“up in front” preaching or prophesying to enormous crowds of people.
It takes a mature, strong, Christian to be able to discern genuine ministry, in our day and age, from all the hype and worldly, Hollywood-style glamour (with Jesus sort of “tacked” on). The fact is statistics still prove that one-on-one evangelism and discipleship is more successful at producing solid sold-out Christians than large evangelistic crusades. The percentage of “fall out” because of lack of follow up is shocking. Today the majority of Christians are so caught up in the fast lane of their fun, fun, fun church activities such as bingo, potlucks, plays, sports, retreats and entertainment, that they have all but forgotten that their mission field is the person next to them! Hell is real folks.
One of Satan’s greatest temptations to Christians is to view Christianity as being a totally “spiritual, religious, super-state” of unrealistic, unscriptural “warm fuzzy” feelings and sentimentalism. This produces the idea that somehow, once we are born again, we are not allowed to be what we were created to be—human! We will always be human! Consider Jesus who came in the flesh to totally identify with us humans! He suffered physical thirst, hunger, exhaustion, pain and all of the other things that go with being a human being in this world. Emotionally, he identified with every emotion you and I could ever experience. He wept, sorrowed, mourned, was angry and rejoiced. Yet how many of us unfairly judge others because they are simply human? Be willing to give others a break! (Note: I am not talking about sin or rebellion.)
Jesus, more than anyone, understands that we are made of dust; that we are human and given to human frailties. He does not condemn us for being human. He did not come as man so we could become a god or something “super spiritual”. Today we have an abundance of high-flying “super spiritual saints” flitting around like Tinkerbell, laying hands on everybody within sight, trying to be a “somebody” in the kingdom of God. Needless to say, these shallow people have the wrong spirit.

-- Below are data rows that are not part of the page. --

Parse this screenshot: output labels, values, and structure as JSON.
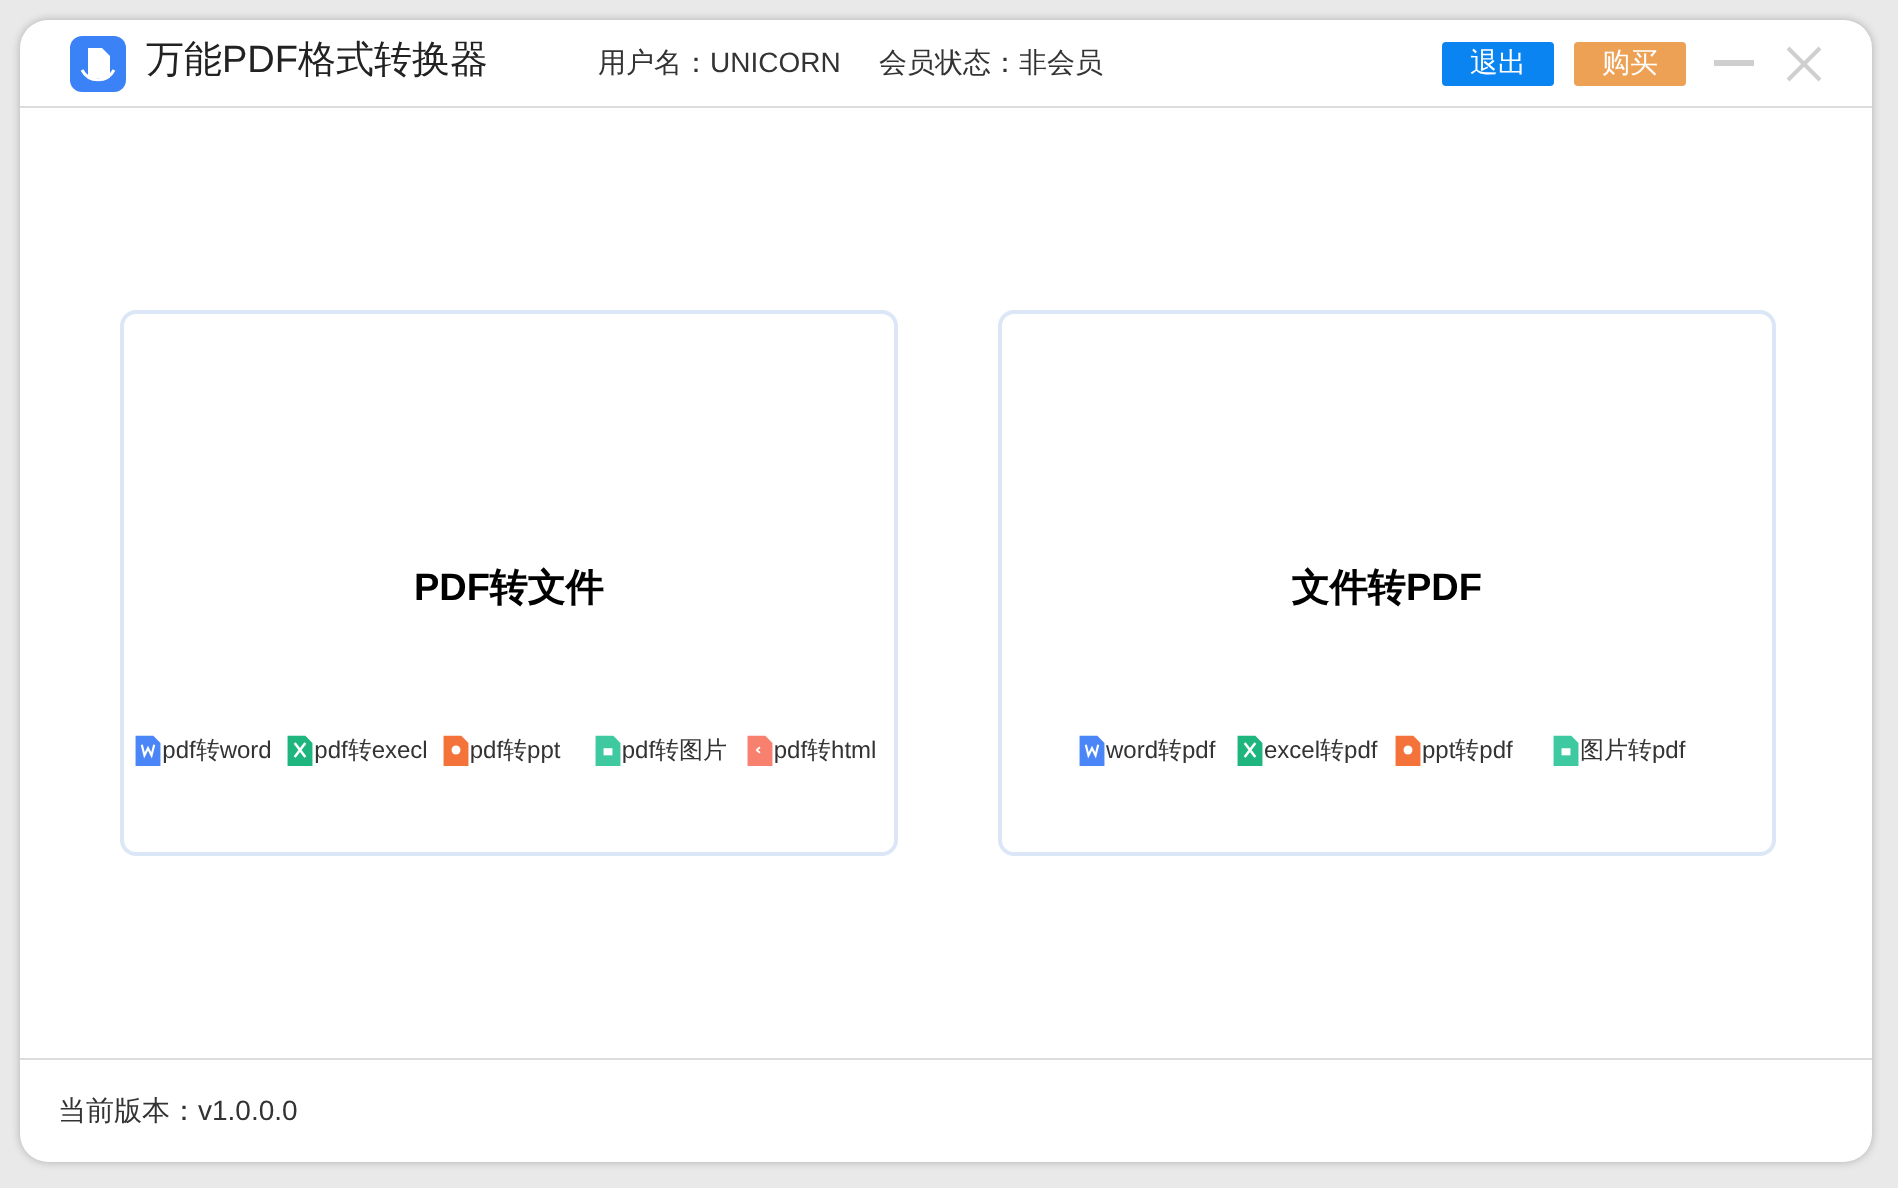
{
  "window": {
    "title": "万能PDF格式转换器",
    "user_label": "用户名：UNICORN",
    "member_label": "会员状态：非会员"
  },
  "buttons": [
    {
      "label": "退出",
      "kind": "logout"
    },
    {
      "label": "购买",
      "kind": "buy"
    }
  ],
  "cards": [
    {
      "title": "PDF转文件",
      "links": [
        {
          "label": "pdf转word",
          "kind": "word"
        },
        {
          "label": "pdf转execl",
          "kind": "excel"
        },
        {
          "label": "pdf转ppt",
          "kind": "ppt"
        },
        {
          "label": "pdf转图片",
          "kind": "image"
        },
        {
          "label": "pdf转html",
          "kind": "html"
        }
      ]
    },
    {
      "title": "文件转PDF",
      "links": [
        {
          "label": "word转pdf",
          "kind": "word"
        },
        {
          "label": "excel转pdf",
          "kind": "excel"
        },
        {
          "label": "ppt转pdf",
          "kind": "ppt"
        },
        {
          "label": "图片转pdf",
          "kind": "image"
        }
      ]
    }
  ],
  "status_bar": {
    "version": "当前版本：v1.0.0.0"
  }
}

They need to “land” and sit at the feet of Jesus and learn of Him.
After the resurrection, Peter, James and John had
an entirely different perspective of ministry.
The day dawned when Jesus outlined for Peter his ministry. And Peter was ready to receive it. But first, Jesus had to establish, for Peter’s sake, Peter’s agenda, motivation and goal by asking him three times, “Simon, son of Jonas, lovest thou me?” John 21:16. As Jesus did so, He then revealed to Peter the true heart of God concerning ministry when he said, “Feed my lambs”—“Feed my sheep” and “Follow me”. Thus the right spirit was established in Peter concerning God’s will for ministry. On the Day of Pentecost, Peter stood and delivered one of the shortest but most powerful sermons in history and three thousand souls were saved. But, for the most part, Peter’s ministry afterwards involved ministering, as Jesus did, to hurting individuals.
What happened to James and John? We know that Herod killed James with the sword according to Acts 12:2. No doubt many were confused by the fact that God allowed James to be killed. After all, Jesus had invested greatly in James. This surely proved to be another test to the people of their ideas of “ministry” and revealed what spirit they were of.
God has not changed.
The gospel has not changed.
The Great Commission has not changed
and our responsibilities before God have not changed.
The Apostle John, who at one time contended for a choice seat next to the King of kings, became a pillar in the church, ministering to the needs of the people. (See Gal. 2:9.) Peter, along with John, demonstrated the heart of God when, by the Gate Beautiful, they gave such as they had, Jesus, to the lame beggar. The result? “And he leaping up stood, and walked, and entered with them into the temple, walking, and leaping, and praising God” Acts 3:8. This is the key to true ministry that is acceptable to God—giving people Jesus!
If you, dear reader, are a Christian, then know that your ministry is to be the salt and the light of the world! It is not God’s will that any should perish.
May we all be found faithful at His coming!